What you will do:
Find each line of the entries with the string "Manage", please, and copy it.

*** Provided entries ***

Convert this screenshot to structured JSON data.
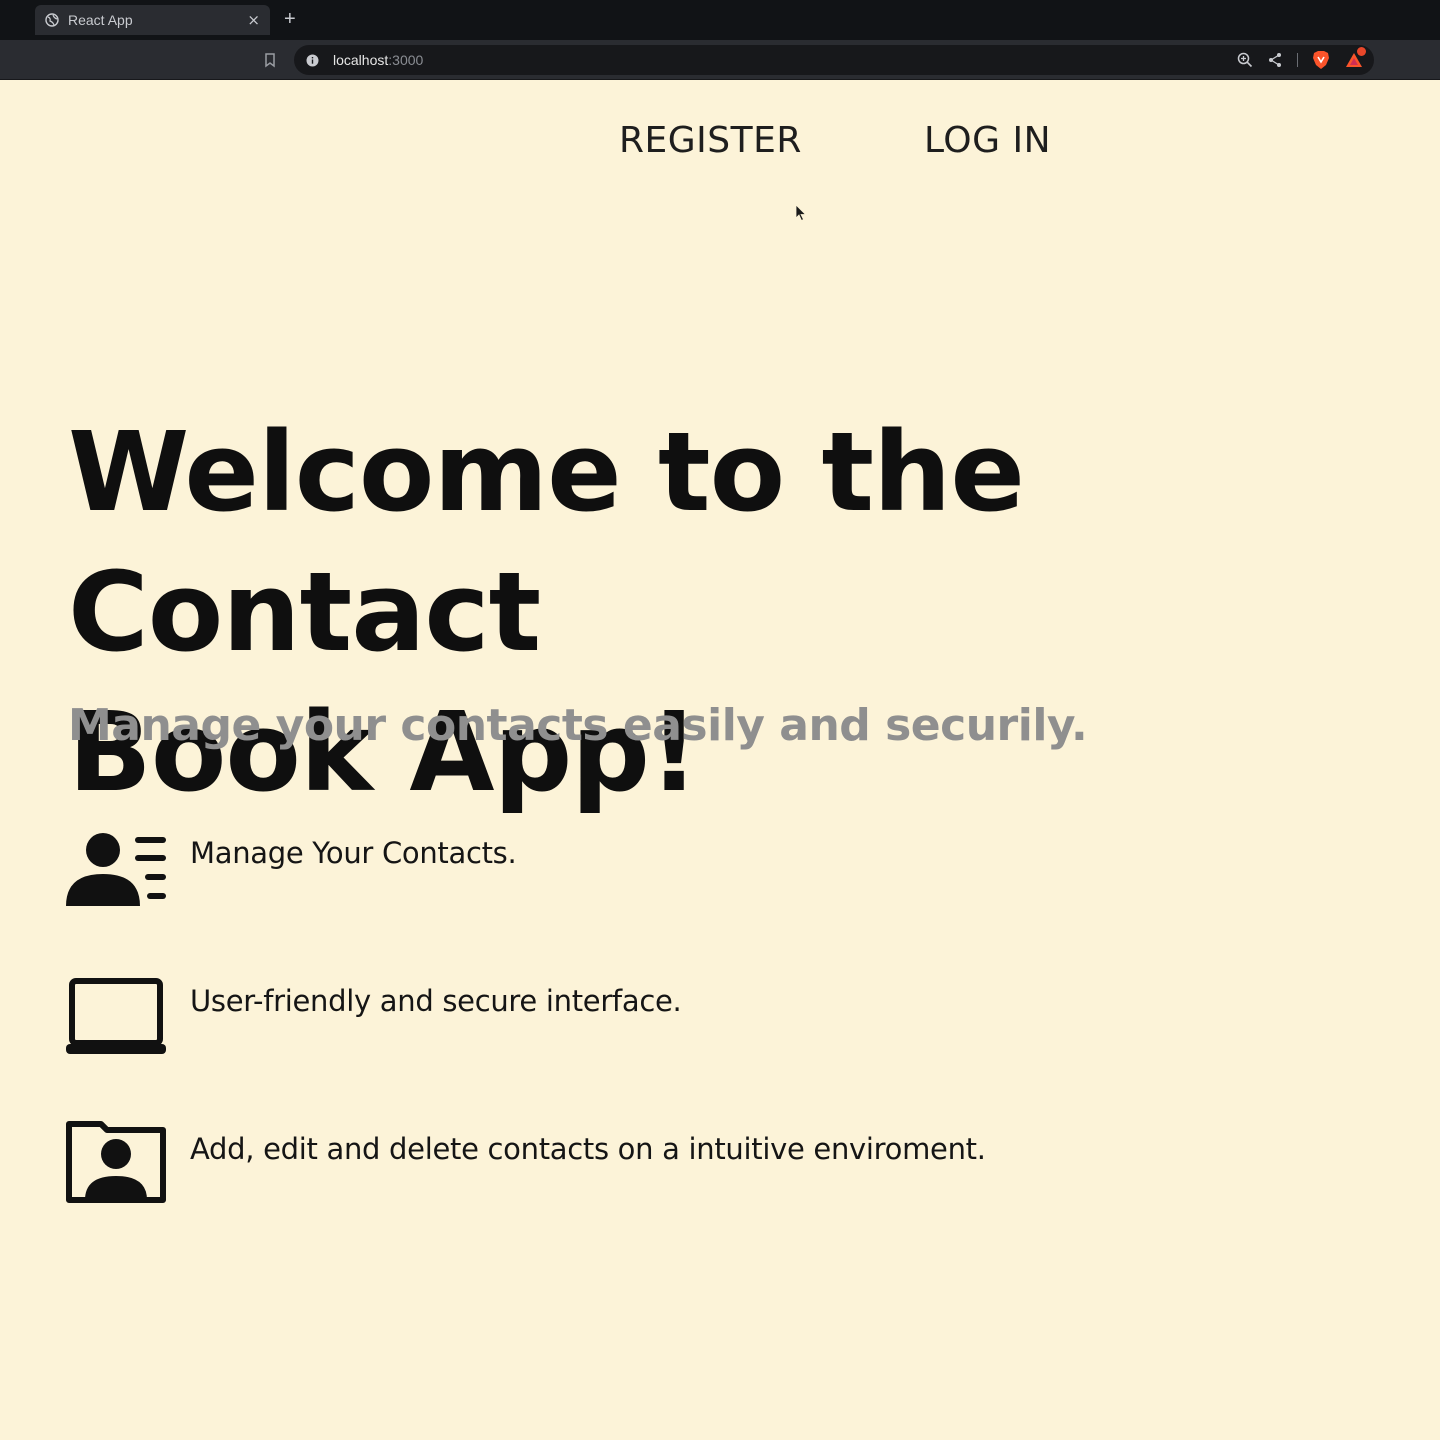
{
  "browser": {
    "tab_title": "React App",
    "tab_close": "×",
    "new_tab": "+",
    "url_host": "localhost",
    "url_port": ":3000"
  },
  "nav": {
    "register": "REGISTER",
    "login": "LOG IN"
  },
  "hero": {
    "title": "Welcome to the Contact\nBook App!",
    "subtitle": "Manage your contacts easily and securily."
  },
  "features": [
    {
      "icon": "contacts-list-icon",
      "text": "Manage Your Contacts."
    },
    {
      "icon": "laptop-icon",
      "text": "User-friendly and secure interface."
    },
    {
      "icon": "contact-card-icon",
      "text": "Add, edit and delete contacts on a intuitive enviroment."
    }
  ],
  "colors": {
    "page_background": "#fcf3d8",
    "title": "#0f0f0f",
    "subtitle": "#8f8f8f",
    "browser_dark": "#111316",
    "brave_orange": "#fb542b"
  }
}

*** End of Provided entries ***

Answer to this problem:
    "subtitle": "Manage your contacts easily and securily."
      "text": "Manage Your Contacts."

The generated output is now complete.